Deborah Fowler, program director and professor in the retail management program, has tracked retail trends for years.
More people will be buying online, but plenty of people still shop brick-and-mortar stores for Christmas, and if projected Super Saturday sales are any indication, plenty of people put off holiday shopping for the last minute, said Deborah Fowler, program director and professor in the retail management program at Texas Tech University. She's not expecting too much to be different this year from past years, although the amount of shopping Americans do is projected to increase.
Fowler, who has tracked retail trends for years, is the author of "Retail Category Management," which focuses on the nature of retail processes and concepts. She has partnered with a variety of major companies, including teaching a class on retail trends as well as a course that allows graduate students to analyze and present a profit-making plan to a major retailer.
Deborah Fowler, professor of retail management, (806) 834-1779 or firstname.lastname@example.org
- Sales are expected to be up this year. The National Retail Federation estimated retail sales would be up 10 percent from last year and Deloitte estimated a 19 percent increase in online sales.
- Black Friday ads are available online, but don't expect offerings that vary significantly from previous years, either in product or price.
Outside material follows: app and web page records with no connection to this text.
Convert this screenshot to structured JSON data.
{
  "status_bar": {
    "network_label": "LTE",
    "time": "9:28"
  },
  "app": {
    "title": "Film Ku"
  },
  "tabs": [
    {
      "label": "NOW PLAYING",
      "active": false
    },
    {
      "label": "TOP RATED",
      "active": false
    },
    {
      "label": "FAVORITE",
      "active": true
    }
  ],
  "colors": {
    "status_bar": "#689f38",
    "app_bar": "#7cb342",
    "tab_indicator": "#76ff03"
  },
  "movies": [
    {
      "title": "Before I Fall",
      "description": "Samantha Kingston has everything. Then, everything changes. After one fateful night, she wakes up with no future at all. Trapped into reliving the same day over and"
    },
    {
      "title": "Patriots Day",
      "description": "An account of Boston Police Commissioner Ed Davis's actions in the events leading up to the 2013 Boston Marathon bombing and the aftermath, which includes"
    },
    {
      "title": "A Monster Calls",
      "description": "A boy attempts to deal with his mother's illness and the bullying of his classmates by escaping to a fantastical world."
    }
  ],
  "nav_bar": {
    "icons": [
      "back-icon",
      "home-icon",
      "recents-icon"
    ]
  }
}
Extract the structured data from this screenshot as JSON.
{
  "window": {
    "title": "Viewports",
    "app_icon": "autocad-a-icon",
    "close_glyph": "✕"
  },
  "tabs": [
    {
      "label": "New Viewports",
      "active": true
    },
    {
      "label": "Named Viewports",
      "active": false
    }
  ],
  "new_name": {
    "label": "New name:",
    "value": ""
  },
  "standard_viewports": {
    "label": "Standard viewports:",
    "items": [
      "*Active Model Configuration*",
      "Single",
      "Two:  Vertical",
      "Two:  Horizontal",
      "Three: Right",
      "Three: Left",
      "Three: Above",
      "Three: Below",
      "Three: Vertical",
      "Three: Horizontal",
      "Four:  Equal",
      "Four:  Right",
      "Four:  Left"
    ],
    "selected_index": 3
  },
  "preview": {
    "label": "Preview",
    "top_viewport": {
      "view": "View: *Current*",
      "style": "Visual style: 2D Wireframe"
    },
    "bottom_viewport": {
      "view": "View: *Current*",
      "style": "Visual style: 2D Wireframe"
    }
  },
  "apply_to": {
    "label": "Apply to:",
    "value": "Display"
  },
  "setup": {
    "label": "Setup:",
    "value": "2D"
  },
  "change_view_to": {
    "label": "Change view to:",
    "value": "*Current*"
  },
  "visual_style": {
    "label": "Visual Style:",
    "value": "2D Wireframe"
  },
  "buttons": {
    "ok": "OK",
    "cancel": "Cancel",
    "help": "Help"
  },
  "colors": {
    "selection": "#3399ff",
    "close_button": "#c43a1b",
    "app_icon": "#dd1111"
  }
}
- Shoppers need to make a list and stick to it; a sale tag in the excitement of Black Friday doesn't make a purchase good. Also keep receipts in case the prices drop again by Super Saturday (the last Saturday before Christmas).